┏━━

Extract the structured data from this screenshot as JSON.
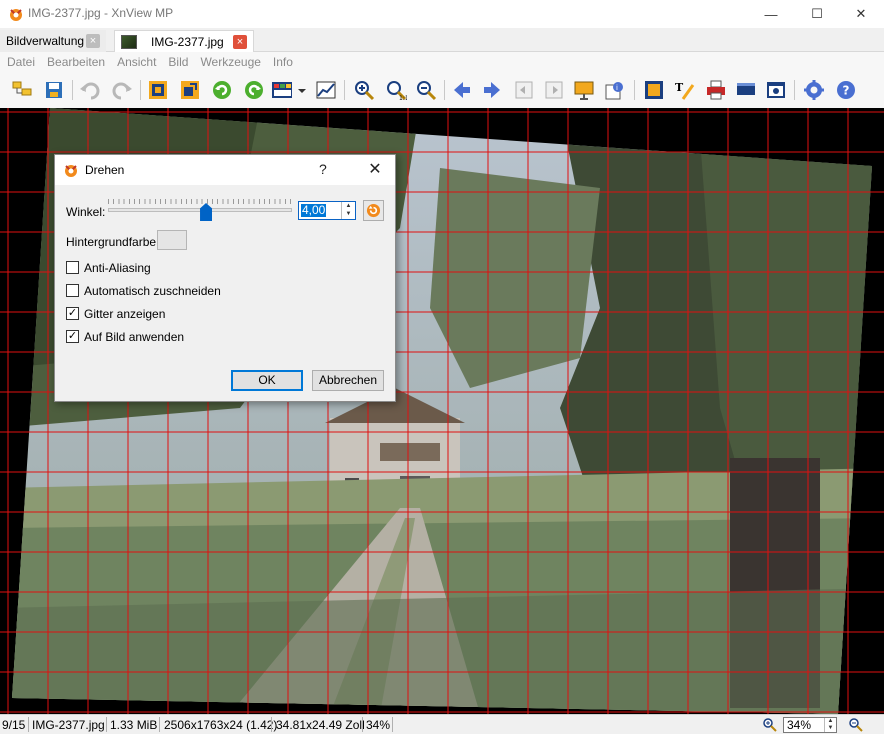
{
  "window": {
    "title": "IMG-2377.jpg - XnView MP",
    "minimize": "—",
    "maximize": "☐",
    "close": "✕"
  },
  "tabs": [
    {
      "label": "Bildverwaltung",
      "close": "×"
    },
    {
      "label": "IMG-2377.jpg",
      "close": "×"
    }
  ],
  "menu": [
    "Datei",
    "Bearbeiten",
    "Ansicht",
    "Bild",
    "Werkzeuge",
    "Info"
  ],
  "toolbar_icons": [
    "folder-tree-icon",
    "save-icon",
    "undo-icon",
    "redo-icon",
    "crop-icon",
    "resize-icon",
    "rotate-left-icon",
    "rotate-right-icon",
    "color-adjust-icon",
    "levels-icon",
    "zoom-in-icon",
    "zoom-actual-icon",
    "zoom-out-icon",
    "prev-icon",
    "next-icon",
    "first-page-icon",
    "last-page-icon",
    "slideshow-icon",
    "properties-icon",
    "fit-window-icon",
    "text-icon",
    "print-icon",
    "scanner-icon",
    "capture-icon",
    "settings-icon",
    "help-icon"
  ],
  "dialog": {
    "title": "Drehen",
    "help": "?",
    "close": "✕",
    "angle_label": "Winkel:",
    "angle_value": "4,00",
    "angle_slider": {
      "min": -180,
      "max": 180,
      "value": 4
    },
    "background_label": "Hintergrundfarbe",
    "background_color": "#e5e5e5",
    "options": [
      {
        "label": "Anti-Aliasing",
        "checked": false
      },
      {
        "label": "Automatisch zuschneiden",
        "checked": false
      },
      {
        "label": "Gitter anzeigen",
        "checked": true
      },
      {
        "label": "Auf Bild anwenden",
        "checked": true
      }
    ],
    "ok": "OK",
    "cancel": "Abbrechen"
  },
  "status": {
    "position": "9/15",
    "filename": "IMG-2377.jpg",
    "filesize": "1.33 MiB",
    "dimensions": "2506x1763x24 (1.42)",
    "print_size": "34.81x24.49 Zoll",
    "zoom": "34%",
    "zoom_field": "34%"
  },
  "colors": {
    "grid": "#e01010",
    "accent": "#0078d7",
    "tab_close": "#e0503a"
  }
}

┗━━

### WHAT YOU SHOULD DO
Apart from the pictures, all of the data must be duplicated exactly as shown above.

### WRITTEN ANSWER
Extract the structured data from this screenshot as JSON.
{
  "window": {
    "title": "IMG-2377.jpg - XnView MP",
    "minimize": "—",
    "maximize": "☐",
    "close": "✕"
  },
  "tabs": [
    {
      "label": "Bildverwaltung",
      "close": "×"
    },
    {
      "label": "IMG-2377.jpg",
      "close": "×"
    }
  ],
  "menu": [
    "Datei",
    "Bearbeiten",
    "Ansicht",
    "Bild",
    "Werkzeuge",
    "Info"
  ],
  "toolbar_icons": [
    "folder-tree-icon",
    "save-icon",
    "undo-icon",
    "redo-icon",
    "crop-icon",
    "resize-icon",
    "rotate-left-icon",
    "rotate-right-icon",
    "color-adjust-icon",
    "levels-icon",
    "zoom-in-icon",
    "zoom-actual-icon",
    "zoom-out-icon",
    "prev-icon",
    "next-icon",
    "first-page-icon",
    "last-page-icon",
    "slideshow-icon",
    "properties-icon",
    "fit-window-icon",
    "text-icon",
    "print-icon",
    "scanner-icon",
    "capture-icon",
    "settings-icon",
    "help-icon"
  ],
  "dialog": {
    "title": "Drehen",
    "help": "?",
    "close": "✕",
    "angle_label": "Winkel:",
    "angle_value": "4,00",
    "angle_slider": {
      "min": -180,
      "max": 180,
      "value": 4
    },
    "background_label": "Hintergrundfarbe",
    "background_color": "#e5e5e5",
    "options": [
      {
        "label": "Anti-Aliasing",
        "checked": false
      },
      {
        "label": "Automatisch zuschneiden",
        "checked": false
      },
      {
        "label": "Gitter anzeigen",
        "checked": true
      },
      {
        "label": "Auf Bild anwenden",
        "checked": true
      }
    ],
    "ok": "OK",
    "cancel": "Abbrechen"
  },
  "status": {
    "position": "9/15",
    "filename": "IMG-2377.jpg",
    "filesize": "1.33 MiB",
    "dimensions": "2506x1763x24 (1.42)",
    "print_size": "34.81x24.49 Zoll",
    "zoom": "34%",
    "zoom_field": "34%"
  },
  "colors": {
    "grid": "#e01010",
    "accent": "#0078d7",
    "tab_close": "#e0503a"
  }
}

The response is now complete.